* _REQUIREMENT_:
Please report every line of the listing below that has the word "JSON" in it.

* _EXERCISE DATA_:
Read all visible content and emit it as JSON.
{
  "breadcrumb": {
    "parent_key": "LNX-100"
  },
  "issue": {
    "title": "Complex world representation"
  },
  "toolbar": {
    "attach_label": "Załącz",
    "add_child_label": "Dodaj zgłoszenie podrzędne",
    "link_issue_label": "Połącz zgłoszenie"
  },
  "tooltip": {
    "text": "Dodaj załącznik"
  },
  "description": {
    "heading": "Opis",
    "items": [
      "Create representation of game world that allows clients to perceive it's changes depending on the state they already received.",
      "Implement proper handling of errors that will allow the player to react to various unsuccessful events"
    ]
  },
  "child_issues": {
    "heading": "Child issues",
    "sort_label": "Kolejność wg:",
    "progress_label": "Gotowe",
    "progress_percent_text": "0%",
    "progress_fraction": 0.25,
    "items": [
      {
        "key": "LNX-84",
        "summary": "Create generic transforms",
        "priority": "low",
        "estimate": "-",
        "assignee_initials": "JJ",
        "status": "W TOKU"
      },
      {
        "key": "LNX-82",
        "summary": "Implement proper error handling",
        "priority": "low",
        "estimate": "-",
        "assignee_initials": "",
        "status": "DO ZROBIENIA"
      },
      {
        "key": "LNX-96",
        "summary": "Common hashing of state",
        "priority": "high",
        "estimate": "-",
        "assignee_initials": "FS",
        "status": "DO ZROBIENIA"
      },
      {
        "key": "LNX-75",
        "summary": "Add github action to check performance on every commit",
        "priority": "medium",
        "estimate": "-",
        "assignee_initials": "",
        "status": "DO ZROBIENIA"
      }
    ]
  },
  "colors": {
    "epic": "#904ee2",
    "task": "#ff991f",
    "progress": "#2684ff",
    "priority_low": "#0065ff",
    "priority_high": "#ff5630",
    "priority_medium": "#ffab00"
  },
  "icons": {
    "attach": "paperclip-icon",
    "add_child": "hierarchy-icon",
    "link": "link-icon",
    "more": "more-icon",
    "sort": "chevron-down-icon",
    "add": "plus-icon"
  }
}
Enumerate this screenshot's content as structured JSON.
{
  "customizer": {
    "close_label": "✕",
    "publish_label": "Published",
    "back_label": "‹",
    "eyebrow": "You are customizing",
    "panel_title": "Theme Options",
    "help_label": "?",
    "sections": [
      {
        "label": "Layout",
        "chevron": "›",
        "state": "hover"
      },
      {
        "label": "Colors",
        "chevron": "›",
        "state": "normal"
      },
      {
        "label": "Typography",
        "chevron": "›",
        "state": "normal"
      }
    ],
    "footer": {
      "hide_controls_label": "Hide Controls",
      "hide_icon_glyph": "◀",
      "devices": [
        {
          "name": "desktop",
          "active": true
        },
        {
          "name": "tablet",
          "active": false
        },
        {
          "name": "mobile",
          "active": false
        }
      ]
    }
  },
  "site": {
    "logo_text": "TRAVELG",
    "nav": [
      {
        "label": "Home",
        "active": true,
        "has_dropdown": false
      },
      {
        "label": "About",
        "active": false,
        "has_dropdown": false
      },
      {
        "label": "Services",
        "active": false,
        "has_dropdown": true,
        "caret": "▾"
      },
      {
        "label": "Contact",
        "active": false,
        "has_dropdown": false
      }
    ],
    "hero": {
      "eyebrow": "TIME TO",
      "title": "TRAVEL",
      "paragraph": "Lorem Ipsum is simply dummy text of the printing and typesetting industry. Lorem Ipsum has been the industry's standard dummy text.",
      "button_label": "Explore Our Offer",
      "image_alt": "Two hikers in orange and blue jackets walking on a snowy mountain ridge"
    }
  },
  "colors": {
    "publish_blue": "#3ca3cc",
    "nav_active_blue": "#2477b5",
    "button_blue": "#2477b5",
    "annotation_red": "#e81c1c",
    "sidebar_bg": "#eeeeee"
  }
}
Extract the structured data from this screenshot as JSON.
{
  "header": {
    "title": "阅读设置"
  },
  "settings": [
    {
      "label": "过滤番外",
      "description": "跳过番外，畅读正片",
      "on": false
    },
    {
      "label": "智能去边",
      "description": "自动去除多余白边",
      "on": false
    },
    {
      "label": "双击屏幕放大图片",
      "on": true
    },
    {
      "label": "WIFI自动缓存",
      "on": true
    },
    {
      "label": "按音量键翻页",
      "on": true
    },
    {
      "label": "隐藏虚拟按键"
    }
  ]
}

* _TASK ANSWER_:
Read all visible content and emit it as JSON.
Enumerate this screenshot's content as structured JSON.
Extract the structured data from this screenshot as JSON.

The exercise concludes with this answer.